“C’mon Aussie, C’mon Aussie, C’mon Aussie!”
This was the iconic tune that rang out of the colossal Narendra Modi Stadium’s speakers as Australia were crowned world champions for a record sixth time.
It had the dual effect of silencing over 100 00 people, including the Prime Minister himself, all clad in Indian blue inside this most spectacular of venues, while spoiling the planned celebrations of millions more around this vast nation.
This was not the planned script. The BCCI, with the blessings of Modi, had spent billions of rupees for the coronation not only of the mighty Indian cricket team here in his hometown, but also the country’s status as an emerging power in the global landscape.
Everyone forgot though to mention all of this to Travis Head and the potent Australian bowling unit.
Head supplied what India had lacked in their innings earlier in the day: a batter at the top of the order to make a hundred. His second of the tournament, and also a follow-up from his half-century that earned him the Player of the Match in the semi-final victory over South Africa.
All of this from a player that was still recuperating from a fracture to his left hand back home while Australia were losing their opening two matches of the tournament. But that all seems such a long time ago now.
Only the present matters, and this is where Australia reaffirmed their long, rarely interrupted dominance of the one-day game, and their particular affection for this World Cup title they first won here in India almost 36 years ago.
Head did not play an uncertain stroke from the moment he entered the arena with David Warner in pursuit of India’s 241 victory target.
He played with both power and panache, striking 15 fours and four sixes in his majestic 137, with each boundary racing to the boundary in complete silence.

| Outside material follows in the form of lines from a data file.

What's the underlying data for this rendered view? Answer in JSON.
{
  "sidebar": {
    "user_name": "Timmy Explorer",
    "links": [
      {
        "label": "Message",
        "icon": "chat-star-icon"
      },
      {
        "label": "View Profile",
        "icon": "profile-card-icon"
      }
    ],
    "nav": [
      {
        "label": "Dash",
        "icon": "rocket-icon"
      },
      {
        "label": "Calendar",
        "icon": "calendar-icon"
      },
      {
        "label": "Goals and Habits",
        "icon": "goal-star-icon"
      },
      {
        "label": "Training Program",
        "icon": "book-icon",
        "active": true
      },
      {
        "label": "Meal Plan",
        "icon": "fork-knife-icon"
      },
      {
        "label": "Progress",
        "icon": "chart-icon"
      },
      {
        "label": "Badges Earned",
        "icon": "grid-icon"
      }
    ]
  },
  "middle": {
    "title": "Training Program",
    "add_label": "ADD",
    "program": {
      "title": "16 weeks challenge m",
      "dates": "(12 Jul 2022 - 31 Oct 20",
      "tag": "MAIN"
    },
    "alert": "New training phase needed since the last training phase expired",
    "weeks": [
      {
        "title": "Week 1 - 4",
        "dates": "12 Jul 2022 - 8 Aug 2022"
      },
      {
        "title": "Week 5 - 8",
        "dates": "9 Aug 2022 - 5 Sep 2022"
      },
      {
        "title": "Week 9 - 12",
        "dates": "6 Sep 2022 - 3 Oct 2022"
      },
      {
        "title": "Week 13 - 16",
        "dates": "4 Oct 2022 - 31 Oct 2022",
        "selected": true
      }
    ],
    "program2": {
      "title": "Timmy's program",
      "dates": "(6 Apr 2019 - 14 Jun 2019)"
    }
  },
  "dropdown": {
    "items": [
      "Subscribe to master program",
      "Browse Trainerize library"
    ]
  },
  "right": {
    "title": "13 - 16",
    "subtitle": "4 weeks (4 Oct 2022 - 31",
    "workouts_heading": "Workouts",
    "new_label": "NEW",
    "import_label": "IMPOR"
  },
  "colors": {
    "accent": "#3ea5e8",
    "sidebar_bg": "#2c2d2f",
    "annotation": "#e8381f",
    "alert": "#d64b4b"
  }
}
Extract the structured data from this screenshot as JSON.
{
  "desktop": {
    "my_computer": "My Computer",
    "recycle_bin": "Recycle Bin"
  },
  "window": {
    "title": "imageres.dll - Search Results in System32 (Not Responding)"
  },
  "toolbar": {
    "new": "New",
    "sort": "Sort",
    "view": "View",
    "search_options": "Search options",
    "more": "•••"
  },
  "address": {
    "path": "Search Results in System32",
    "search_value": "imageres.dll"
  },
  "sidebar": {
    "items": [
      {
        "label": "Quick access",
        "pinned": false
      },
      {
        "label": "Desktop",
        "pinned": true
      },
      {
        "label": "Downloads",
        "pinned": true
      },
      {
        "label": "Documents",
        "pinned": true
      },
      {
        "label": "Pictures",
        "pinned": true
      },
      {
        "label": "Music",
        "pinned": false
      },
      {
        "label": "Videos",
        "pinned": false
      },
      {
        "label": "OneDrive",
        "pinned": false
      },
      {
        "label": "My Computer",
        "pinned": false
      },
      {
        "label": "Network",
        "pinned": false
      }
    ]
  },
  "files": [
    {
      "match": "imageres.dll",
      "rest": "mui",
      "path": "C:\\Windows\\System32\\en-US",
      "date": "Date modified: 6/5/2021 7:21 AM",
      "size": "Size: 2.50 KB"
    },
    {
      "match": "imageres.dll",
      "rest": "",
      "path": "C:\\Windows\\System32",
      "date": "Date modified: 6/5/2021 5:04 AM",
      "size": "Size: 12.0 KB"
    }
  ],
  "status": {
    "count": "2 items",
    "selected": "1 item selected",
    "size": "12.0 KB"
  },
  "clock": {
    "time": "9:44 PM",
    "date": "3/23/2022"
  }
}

But after losing Warner (7), Mitchell Marsh (15) and Steve Smith (4) that provided hope to the masses, Head required a partner just to stabilise the run chase. He found the perfect man for the job in Marnus Labuschagne.
Together, they compiled a composed, studiously determined fourth-wicket stand of 192 from 215 balls which took Australia home to the dismay of millions.
In the process Head brought up his century off 95 balls with hardly a murmur of congratulatory applause, while Labuschagne also raised his bat for a half-century.
For India, they were left to process how a campaign that had progressed so serenely to the final with 10 victories on the trot had managed to crash and burn at the most critical stage.
A further bitter pill to swallow was that it was also India’s successive loss to Australia in a major final this year after Pat Cummins’ side already eclipsed them in the ICC World Test Championship showpiece at The Oval.
Cummins had surprised all and sundry earlier in the afternoon when he called correctly and opted to insert the hosts. It seemed at that stage that he was handing the initiative to Rohit Sharma’s team, and when India raced to 30 without loss within the first four overs, the tide was certainly with the men in blue.
But Mitchell Starc is an experienced World Cup final campaigner, and the veteran of the 2015 winning Australian team, dragged it back with the opening wicket of Shubman Gill.
India still seemed in command though with Sharma (47) and Virat Kohli intent on taking the attack to the Australian bowlers.
The game changer, though, came about in the 10th over. And yes, you guessed it, Head had a critical role in it.
Sharma had just smashed Glenn Maxwell for a six and a boundary, and attempted to go over the top again, but on this occasion he only managed to splice it over cover where Head sprinted back before diving full length to take a splendid two-hander.
Kohli went on to make 54, but he too was knocked by Cummins when well set. KL Rahul tried to keep it all together in the middle with a fighting 66, but Australia kept chipping away through Starc (3/55), Hazlewood (2/60) and the skipper Cummins (2/34) to restrict India to a total they ultimately cruised past in emphatic fashion.